### Task statement
Some lines in the material below hold the word "offset". Copy all of them.

### The input
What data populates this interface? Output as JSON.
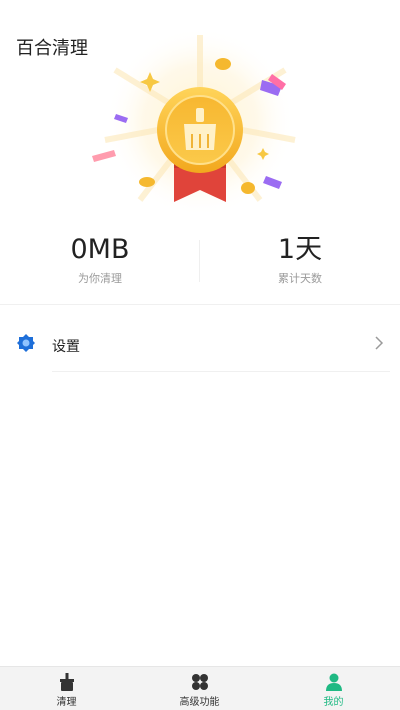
{
  "header": {
    "title": "百合清理"
  },
  "stats": {
    "cleaned_value": "0MB",
    "cleaned_label": "为你清理",
    "days_value": "1天",
    "days_label": "累计天数"
  },
  "settings": {
    "label": "设置"
  },
  "tabs": [
    {
      "label": "清理"
    },
    {
      "label": "高级功能"
    },
    {
      "label": "我的"
    }
  ],
  "colors": {
    "accent": "#1fb983",
    "gold": "#f5b82e",
    "ribbon": "#e0443a"
  }
}
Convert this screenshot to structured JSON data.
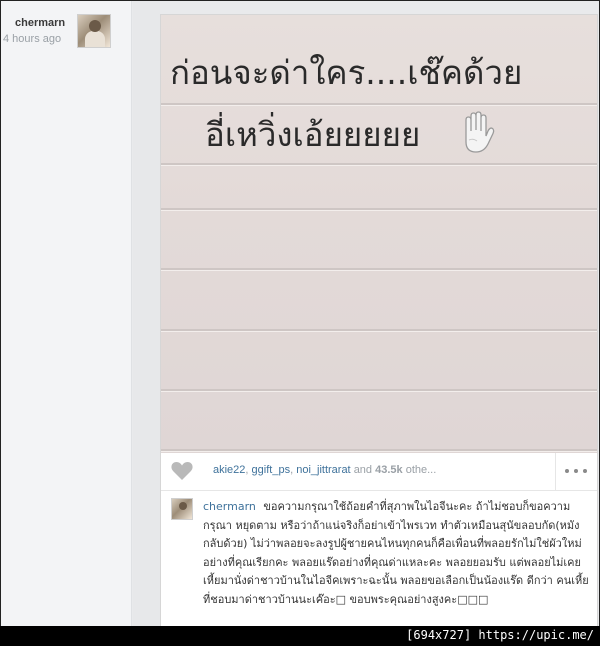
{
  "author": {
    "username": "chermarn",
    "time_ago": "4 hours ago"
  },
  "post": {
    "image_lines": [
      "ก่อนจะด่าใคร....เช๊คด้วย",
      "อี่เหวิ่งเอ้ยยยยย"
    ],
    "image_icon": "raised-hand-icon",
    "likes": {
      "users": [
        "akie22",
        "ggift_ps",
        "noi_jittrarat"
      ],
      "and": "and",
      "count": "43.5k",
      "others": "othe..."
    },
    "caption": {
      "username": "chermarn",
      "text": "ขอความกรุณาใช้ถ้อยคำที่สุภาพในไอจีนะคะ ถ้าไม่ชอบก็ขอความกรุณา หยุดตาม หรือว่าถ้าแน่จริงก็อย่าเข้าไพรเวท ทำตัวเหมือนสุนัขลอบกัด(หมังกลับด้วย) ไม่ว่าพลอยจะลงรูปผู้ชายคนไหนทุกคนก็คือเพื่อนที่พลอยรักไม่ใช่ผัวใหม่อย่างที่คุณเรียกคะ พลอยแร๊ดอย่างที่คุณด่าแหละคะ พลอยยอมรับ แต่พลอยไม่เคยเหี้ยมานั่งด่าชาวบ้านในไอจีคเพราะฉะนั้น พลอยขอเลือกเป็นน้องแร๊ด ดีกว่า คนเหี้ย ที่ชอบมาด่าชาวบ้านนะเค๊อะ□ ขอบพระคุณอย่างสูงคะ□□□"
    }
  },
  "watermark": "[694x727] https://upic.me/",
  "colors": {
    "link": "#3f729b",
    "muted": "#9aa0a6",
    "image_bg": "#e3dad8"
  }
}
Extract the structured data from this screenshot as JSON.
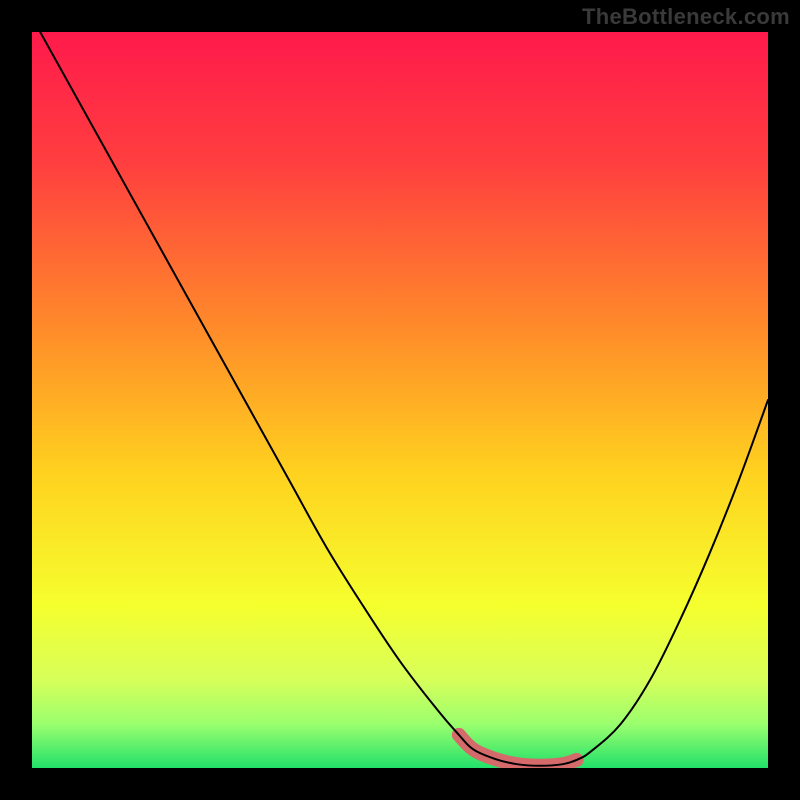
{
  "watermark": "TheBottleneck.com",
  "chart_data": {
    "type": "line",
    "title": "",
    "xlabel": "",
    "ylabel": "",
    "xlim": [
      0,
      100
    ],
    "ylim": [
      0,
      100
    ],
    "gradient": {
      "stops": [
        {
          "offset": 0,
          "color": "#ff1a4b"
        },
        {
          "offset": 0.18,
          "color": "#ff3f3f"
        },
        {
          "offset": 0.4,
          "color": "#ff8a2a"
        },
        {
          "offset": 0.6,
          "color": "#ffd21f"
        },
        {
          "offset": 0.78,
          "color": "#f5ff2e"
        },
        {
          "offset": 0.88,
          "color": "#d7ff5a"
        },
        {
          "offset": 0.94,
          "color": "#9bff6e"
        },
        {
          "offset": 1.0,
          "color": "#22e06a"
        }
      ]
    },
    "series": [
      {
        "name": "bottleneck-curve",
        "x": [
          0,
          5,
          10,
          15,
          20,
          25,
          30,
          35,
          40,
          45,
          50,
          55,
          58,
          60,
          63,
          66,
          69,
          72,
          74,
          76,
          80,
          84,
          88,
          92,
          96,
          100
        ],
        "y": [
          102,
          93,
          84,
          75,
          66,
          57,
          48,
          39,
          30,
          22,
          14.5,
          8,
          4.5,
          2.5,
          1.2,
          0.5,
          0.3,
          0.5,
          1.1,
          2.3,
          6,
          12,
          20,
          29,
          39,
          50
        ],
        "stroke": "#000000",
        "stroke_width": 2
      }
    ],
    "highlight": {
      "name": "optimal-range",
      "x": [
        58,
        60,
        63,
        66,
        69,
        72,
        74
      ],
      "y": [
        4.5,
        2.5,
        1.2,
        0.5,
        0.3,
        0.5,
        1.1
      ],
      "stroke": "#d46a6a",
      "stroke_width": 14
    }
  }
}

### Problem solution
          "offset": 0,
          "offset": 0.18,
          "offset": 0.4,
          "offset": 0.6,
          "offset": 0.78,
          "offset": 0.88,
          "offset": 0.94,
          "offset": 1.0,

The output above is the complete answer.